Beyond Good and Evil is a breath of fresh air against the platitudes of my social-academic life at the moment. After bonding with others on a real and meaningful level and living without hierarchies among us during the summer, to re-enter the university ‘system’ is harrowing for me.
Here the general population of students doesn’t think with instinct or passion. They talk as though they are thinking ‘reasonably’, ‘tolerably’, ‘politely’, etc. It is a civilization for people civilized into a particular way of thought. It’s also disenchanting. And it is apparent from most of my formal learning environments that the university would rather have you ask an ‘academic’ question rather than a ‘sincere’ one, and this is where the university has failed our sense of community and provided us with alienation, where it has deepened the proletarianization of student life.
But in reading Nietzsche, I find that sincerity. His critique of the ‘philosophers’ in particular is that all their work – which typically makes a formal point to categorize truths and falsehoods or more generally “binary opposites” – has been taken more seriously than it should.
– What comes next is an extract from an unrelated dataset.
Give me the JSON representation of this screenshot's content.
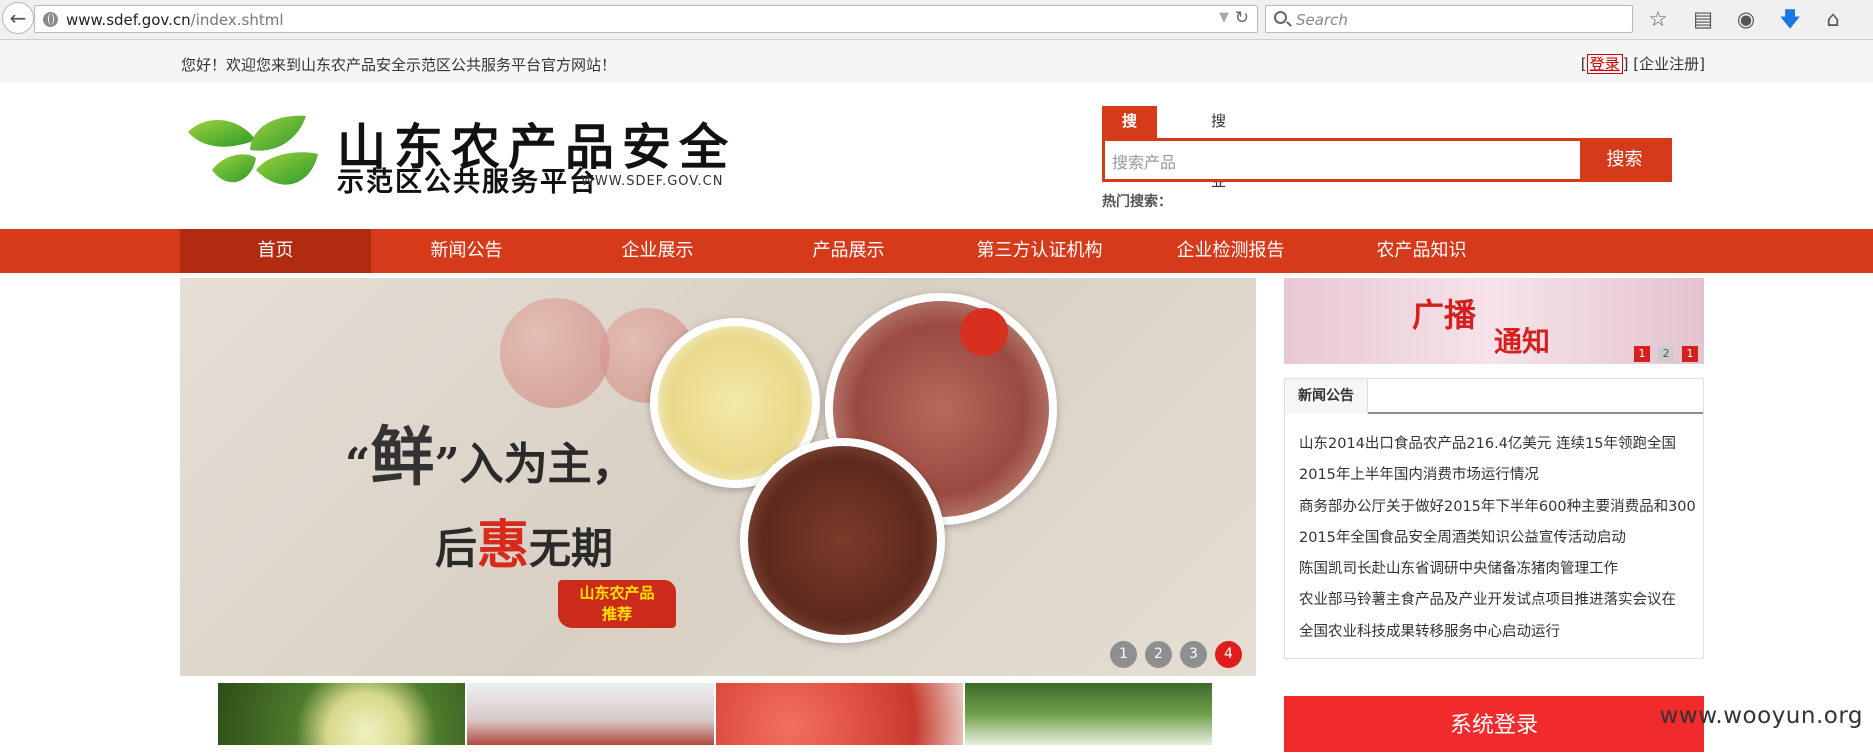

This probably sounds ridiculous because he has himself been elevated more recently to the status of ‘philosopher’. I think his particular way of thinking really gets to the heart of our distinctions, and our reasons for having them – which go so far beyond analytic thought that it makes hardly any sense to talk about it in analytic terms.